------ AVAILABLE DATA ------

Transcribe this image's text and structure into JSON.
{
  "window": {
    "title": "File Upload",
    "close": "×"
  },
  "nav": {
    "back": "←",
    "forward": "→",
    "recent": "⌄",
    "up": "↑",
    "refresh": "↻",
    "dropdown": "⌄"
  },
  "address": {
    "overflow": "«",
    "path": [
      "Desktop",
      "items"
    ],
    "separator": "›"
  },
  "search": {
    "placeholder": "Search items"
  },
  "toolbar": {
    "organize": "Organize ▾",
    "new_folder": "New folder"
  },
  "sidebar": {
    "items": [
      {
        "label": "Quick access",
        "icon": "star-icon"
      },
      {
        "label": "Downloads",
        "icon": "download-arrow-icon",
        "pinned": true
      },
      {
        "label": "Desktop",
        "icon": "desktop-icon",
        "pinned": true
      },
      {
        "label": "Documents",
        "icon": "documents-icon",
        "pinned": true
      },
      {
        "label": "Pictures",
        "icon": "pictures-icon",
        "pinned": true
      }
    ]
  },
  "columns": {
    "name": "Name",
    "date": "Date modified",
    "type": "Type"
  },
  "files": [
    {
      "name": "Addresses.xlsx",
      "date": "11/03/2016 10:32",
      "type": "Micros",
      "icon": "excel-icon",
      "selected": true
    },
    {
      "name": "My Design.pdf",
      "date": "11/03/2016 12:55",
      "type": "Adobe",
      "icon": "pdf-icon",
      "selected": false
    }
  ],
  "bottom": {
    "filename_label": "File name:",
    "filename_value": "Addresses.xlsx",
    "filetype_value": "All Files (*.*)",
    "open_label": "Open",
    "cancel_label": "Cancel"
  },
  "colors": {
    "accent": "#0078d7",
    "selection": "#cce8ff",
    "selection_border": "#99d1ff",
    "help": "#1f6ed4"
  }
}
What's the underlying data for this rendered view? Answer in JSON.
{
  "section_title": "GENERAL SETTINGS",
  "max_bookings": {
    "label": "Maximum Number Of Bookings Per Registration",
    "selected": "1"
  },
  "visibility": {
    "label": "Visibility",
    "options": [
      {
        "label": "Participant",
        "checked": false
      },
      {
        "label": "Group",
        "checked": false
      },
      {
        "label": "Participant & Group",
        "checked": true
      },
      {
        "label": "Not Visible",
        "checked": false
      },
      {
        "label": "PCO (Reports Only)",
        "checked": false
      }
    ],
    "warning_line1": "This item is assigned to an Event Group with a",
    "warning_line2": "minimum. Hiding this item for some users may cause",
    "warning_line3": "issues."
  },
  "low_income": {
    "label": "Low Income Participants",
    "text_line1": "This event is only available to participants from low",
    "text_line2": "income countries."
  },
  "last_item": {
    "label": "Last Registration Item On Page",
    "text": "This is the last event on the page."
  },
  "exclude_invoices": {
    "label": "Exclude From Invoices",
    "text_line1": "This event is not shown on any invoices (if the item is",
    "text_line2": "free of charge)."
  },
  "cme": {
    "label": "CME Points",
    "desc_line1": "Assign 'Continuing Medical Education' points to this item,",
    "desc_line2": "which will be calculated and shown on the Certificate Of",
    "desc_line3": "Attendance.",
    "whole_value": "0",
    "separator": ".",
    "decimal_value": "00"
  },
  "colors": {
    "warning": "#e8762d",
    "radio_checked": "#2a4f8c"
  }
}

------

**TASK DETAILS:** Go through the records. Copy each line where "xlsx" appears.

**EXPECTED ANSWER:**
      "name": "Addresses.xlsx",
    "filename_value": "Addresses.xlsx",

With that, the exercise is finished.